“I have never wanted to hate someone in my life, but my hate towards you is uncontrollable,” Miller admitted during her testimony in court. Miller went on to say how she will most likely be the last woman he will ever touch, other than women with guns and tasers. Miller also divulged that her last treatment with Nassar was in Aug. 2016, just one week before he was released from MSU.
Miller told the court on Jan. 22 that her mother still receives bills from Michigan State University’s Sport Medicine for her so-called treatments, despite those appointments being those in which she was sexually assaulted, according to Times magazine.
Judge Aquilina is allowing all of the victim- survivors to tell their story in court, regardless of length. Aquilina showed her passionate disgust in Nassar’s attempt to end the victim testimony in court, informing him that his plea wasn’t even worth the paper that it was written on.
“I would allow what he did to be done to him,” Aquilina said after hearing scores of victims’ survivor stories, according to a CNN video of the courtroom.
The court let it be known that Nassar was struggling with mental issues despite his refusing to admit it. Judge Aquilina even went so far as to o er Nassar the possibility of admitting he needed help that would in turn be paid for with taxpayer dollars, but instead Nassar decided to remain silent.
Because of Nassar’s former status as the USA Gymnastics team doctor, he has “treated” several well-known Olympic gold medalists. Athletes such as Simone Biles, Aly Raisman and Gabby Douglas all stepped forward and finally told their stories.
During her testimony, Aly Raisman looked Nassar right in the eye and confronted him.
“Larry, you do now realize that we, this group of women you so heartlessly abused over such a long period of time, are now a force, and you are nothing,” Raisman said, according to CNN.

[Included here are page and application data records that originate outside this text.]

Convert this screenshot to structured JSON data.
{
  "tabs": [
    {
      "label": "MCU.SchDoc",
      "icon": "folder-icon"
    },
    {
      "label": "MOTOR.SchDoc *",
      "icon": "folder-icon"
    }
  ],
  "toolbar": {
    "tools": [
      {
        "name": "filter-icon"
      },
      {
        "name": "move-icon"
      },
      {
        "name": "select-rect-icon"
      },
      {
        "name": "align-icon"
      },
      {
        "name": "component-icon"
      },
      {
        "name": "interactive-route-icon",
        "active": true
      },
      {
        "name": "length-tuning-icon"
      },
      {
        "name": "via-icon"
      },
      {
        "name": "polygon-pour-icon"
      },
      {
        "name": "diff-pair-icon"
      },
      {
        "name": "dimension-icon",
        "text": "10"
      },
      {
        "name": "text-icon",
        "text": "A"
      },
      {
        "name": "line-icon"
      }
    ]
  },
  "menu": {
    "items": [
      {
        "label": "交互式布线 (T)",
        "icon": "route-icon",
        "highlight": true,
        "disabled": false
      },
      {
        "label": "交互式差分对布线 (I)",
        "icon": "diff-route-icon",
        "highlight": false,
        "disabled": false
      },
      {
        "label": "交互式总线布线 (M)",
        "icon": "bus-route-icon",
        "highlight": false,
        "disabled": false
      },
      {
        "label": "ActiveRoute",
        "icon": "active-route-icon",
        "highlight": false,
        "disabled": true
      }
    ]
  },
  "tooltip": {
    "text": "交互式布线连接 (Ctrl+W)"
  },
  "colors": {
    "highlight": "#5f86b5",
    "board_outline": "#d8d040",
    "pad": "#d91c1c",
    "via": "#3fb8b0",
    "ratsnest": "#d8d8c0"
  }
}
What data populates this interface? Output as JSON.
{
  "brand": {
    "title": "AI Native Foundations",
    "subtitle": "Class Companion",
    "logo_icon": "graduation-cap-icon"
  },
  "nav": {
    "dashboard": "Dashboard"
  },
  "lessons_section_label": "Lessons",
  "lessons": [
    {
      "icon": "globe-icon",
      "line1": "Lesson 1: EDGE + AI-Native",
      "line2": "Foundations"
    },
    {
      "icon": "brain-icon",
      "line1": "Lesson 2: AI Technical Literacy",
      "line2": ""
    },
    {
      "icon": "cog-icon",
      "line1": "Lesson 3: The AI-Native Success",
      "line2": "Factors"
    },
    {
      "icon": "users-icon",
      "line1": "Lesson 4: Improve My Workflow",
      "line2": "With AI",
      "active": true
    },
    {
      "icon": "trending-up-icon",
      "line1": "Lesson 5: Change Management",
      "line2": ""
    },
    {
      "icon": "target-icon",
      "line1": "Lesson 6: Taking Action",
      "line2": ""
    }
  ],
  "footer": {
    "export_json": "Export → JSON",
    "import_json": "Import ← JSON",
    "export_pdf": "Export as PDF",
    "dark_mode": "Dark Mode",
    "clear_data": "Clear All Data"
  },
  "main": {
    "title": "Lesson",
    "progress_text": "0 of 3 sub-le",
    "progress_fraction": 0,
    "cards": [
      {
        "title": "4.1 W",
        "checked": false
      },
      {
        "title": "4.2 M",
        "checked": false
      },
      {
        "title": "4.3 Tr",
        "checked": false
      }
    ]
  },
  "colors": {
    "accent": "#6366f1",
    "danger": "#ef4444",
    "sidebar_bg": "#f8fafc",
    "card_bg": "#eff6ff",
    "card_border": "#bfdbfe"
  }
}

Dr. Nassar was also close friends with John Geddert, the now-suspended USA Gymnastics coach for the gold-medal winning team in London in 2012.
Nassar and Geddert have been friends for more than 20 years. The two first worked together at Geddert’s Great Lakes Gymnastics club and then again at Twistars USA Gymnastics Club in 1996, right around the same time that the first assault occurred, according to ESPN.
Geddert has temporarily been suspended from his position until further notice while the sexual assault case is still under investigation.
Along with Geddert, several figures at Michigan State University and USA Olympics have been questioned since the sexual assault stories have come to light.
Many high-ranking people, such as Mark Hollis, the MSU Athletic Director, have stepped down from their positions at the University or at Team USA Gymnastics, according to NBC News.
According to The New York Times, reports of Nassar’s sexual abuse began as early as the summer of 2015. But with the recent movement of empowerment and encouragement, women continued to come forward to confront Nassar’s abuse and ultimately resulted in his sentencing to life in prison.